◆ **What is needed**
Return exactly, with nothing added, the lines from the one that contains "Parse this screenshot: output" through the end of the listing below, pictures excluded.
---------- Data extracts
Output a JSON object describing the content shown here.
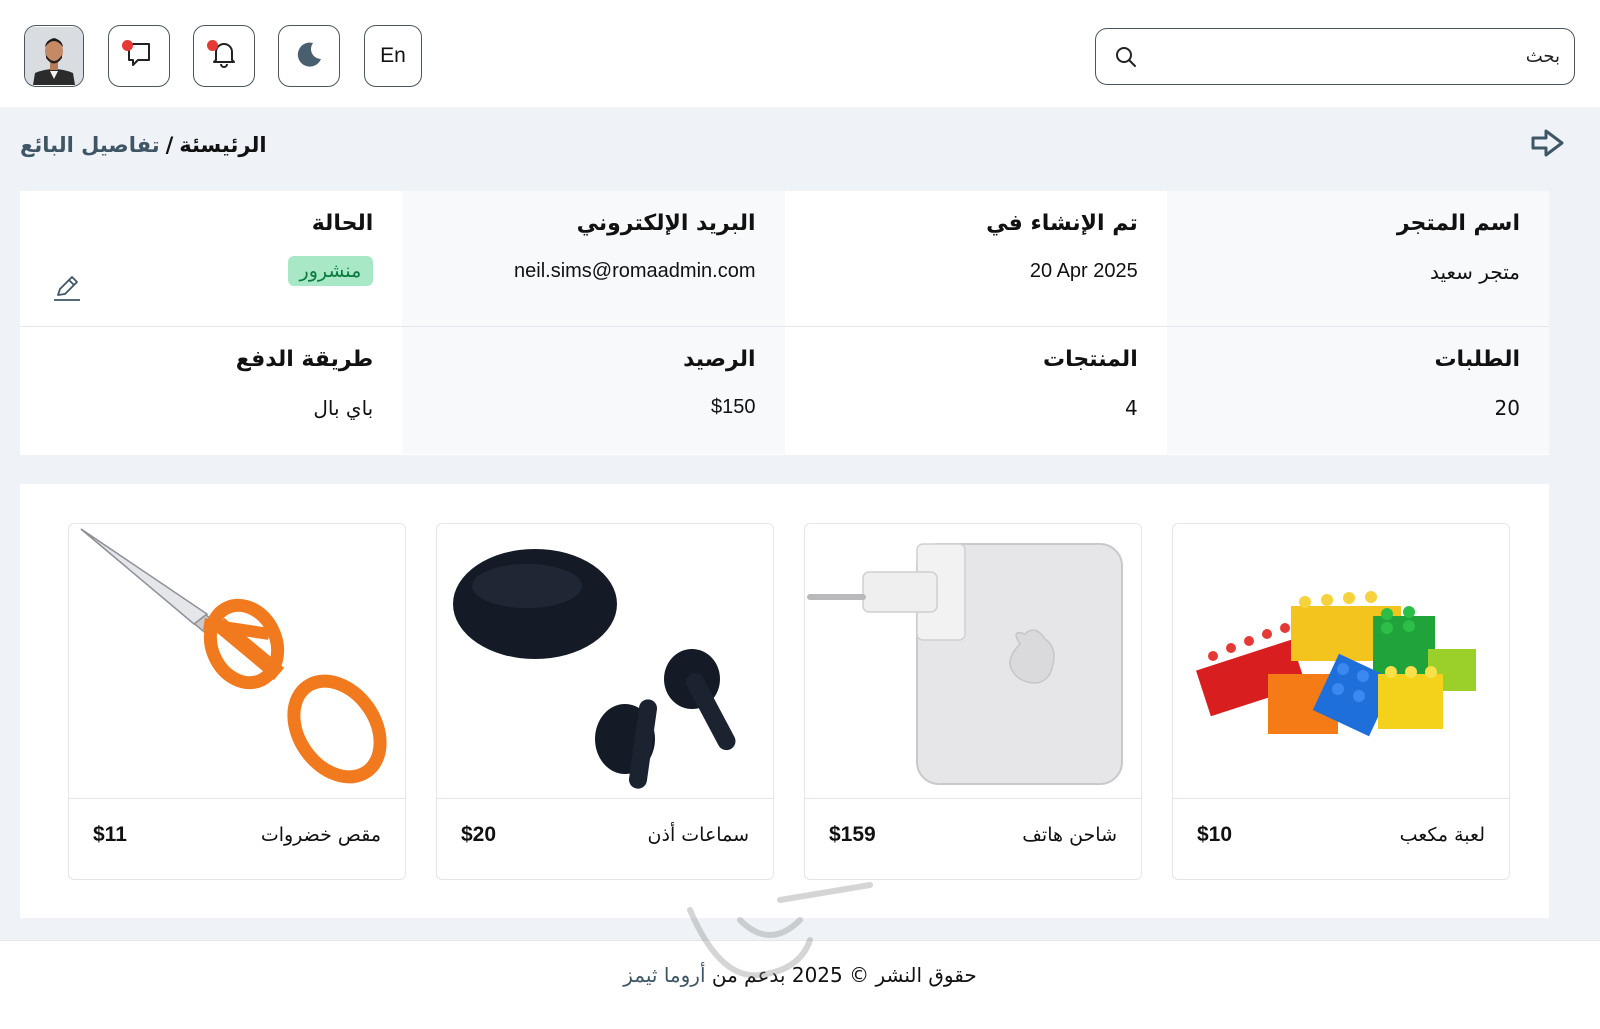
{
  "header": {
    "search_placeholder": "بحث",
    "lang_label": "En",
    "icons": {
      "search": "search-icon",
      "theme": "moon-icon",
      "notifications": "bell-icon",
      "messages": "chat-icon"
    }
  },
  "breadcrumb": {
    "home": "الرئيسئة",
    "separator": "/",
    "current": "تفاصيل البائع"
  },
  "vendor": {
    "store_name_label": "اسم المتجر",
    "store_name": "متجر سعيد",
    "created_label": "تم الإنشاء في",
    "created": "20 Apr 2025",
    "email_label": "البريد الإلكتروني",
    "email": "neil.sims@romaadmin.com",
    "status_label": "الحالة",
    "status": "منشرور",
    "orders_label": "الطلبات",
    "orders": "20",
    "products_label": "المنتجات",
    "products": "4",
    "balance_label": "الرصيد",
    "balance": "$150",
    "payment_label": "طريقة الدفع",
    "payment": "باي بال"
  },
  "products": [
    {
      "name": "لعبة مكعب",
      "price": "$10",
      "image": "lego-bricks"
    },
    {
      "name": "شاحن هاتف",
      "price": "$159",
      "image": "phone-charger"
    },
    {
      "name": "سماعات أذن",
      "price": "$20",
      "image": "earbuds"
    },
    {
      "name": "مقص خضروات",
      "price": "$11",
      "image": "scissors"
    }
  ],
  "footer": {
    "text": "حقوق النشر © 2025 بدعم من",
    "brand": "أروما ثيمز"
  },
  "colors": {
    "accent": "#3e5665",
    "badge_bg": "#a8e8c6",
    "badge_text": "#0b7a3e",
    "notification_dot": "#e53935"
  }
}
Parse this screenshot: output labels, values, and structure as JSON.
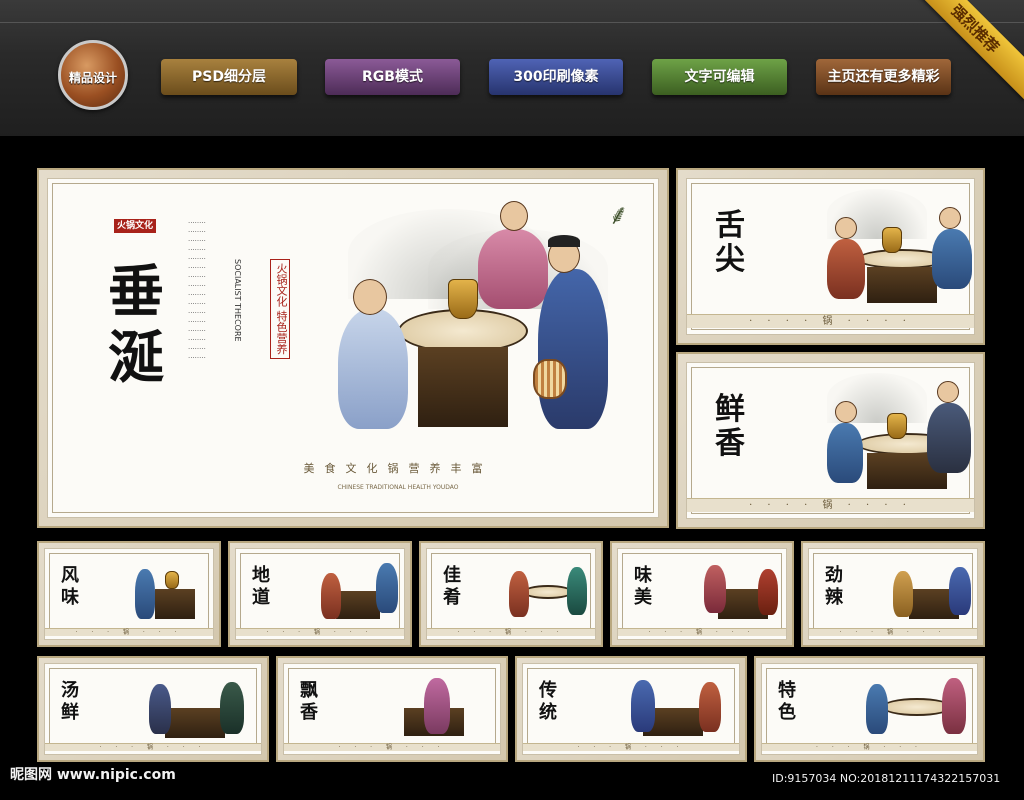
{
  "header": {
    "badge_text": "精品设计",
    "pills": [
      "PSD细分层",
      "RGB模式",
      "300印刷像素",
      "文字可编辑",
      "主页还有更多精彩"
    ],
    "corner_ribbon": "强烈推荐"
  },
  "main_poster": {
    "title": "垂涎",
    "brand_seal": "火锅文化",
    "subtitle_vertical": "火锅文化 特色营养",
    "english_vertical": "SOCIALIST THECORE",
    "footer_text": "美食文化锅营养丰富",
    "footer_center": "锅",
    "footer_english": "CHINESE TRADITIONAL HEALTH YOUDAO"
  },
  "side_posters": [
    {
      "title": "舌尖"
    },
    {
      "title": "鲜香"
    }
  ],
  "small_posters_row1": [
    {
      "title": "风味"
    },
    {
      "title": "地道"
    },
    {
      "title": "佳肴"
    },
    {
      "title": "味美"
    },
    {
      "title": "劲辣"
    }
  ],
  "small_posters_row2": [
    {
      "title": "汤鲜"
    },
    {
      "title": "飘香"
    },
    {
      "title": "传统"
    },
    {
      "title": "特色"
    }
  ],
  "watermark": {
    "site": "昵图网 www.nipic.com",
    "id": "ID:9157034 NO:20181211174322157031"
  },
  "colors": {
    "background": "#000000",
    "panel_frame": "#d3c7ad",
    "seal_red": "#a8221a"
  }
}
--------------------
◆ **Exercise response**
Parse this screenshot: output labels, values, and structure as JSON.
{
  "header": {
    "badge_text": "精品设计",
    "pills": [
      "PSD细分层",
      "RGB模式",
      "300印刷像素",
      "文字可编辑",
      "主页还有更多精彩"
    ],
    "corner_ribbon": "强烈推荐"
  },
  "main_poster": {
    "title": "垂涎",
    "brand_seal": "火锅文化",
    "subtitle_vertical": "火锅文化 特色营养",
    "english_vertical": "SOCIALIST THECORE",
    "footer_text": "美食文化锅营养丰富",
    "footer_center": "锅",
    "footer_english": "CHINESE TRADITIONAL HEALTH YOUDAO"
  },
  "side_posters": [
    {
      "title": "舌尖"
    },
    {
      "title": "鲜香"
    }
  ],
  "small_posters_row1": [
    {
      "title": "风味"
    },
    {
      "title": "地道"
    },
    {
      "title": "佳肴"
    },
    {
      "title": "味美"
    },
    {
      "title": "劲辣"
    }
  ],
  "small_posters_row2": [
    {
      "title": "汤鲜"
    },
    {
      "title": "飘香"
    },
    {
      "title": "传统"
    },
    {
      "title": "特色"
    }
  ],
  "watermark": {
    "site": "昵图网 www.nipic.com",
    "id": "ID:9157034 NO:20181211174322157031"
  },
  "colors": {
    "background": "#000000",
    "panel_frame": "#d3c7ad",
    "seal_red": "#a8221a"
  }
}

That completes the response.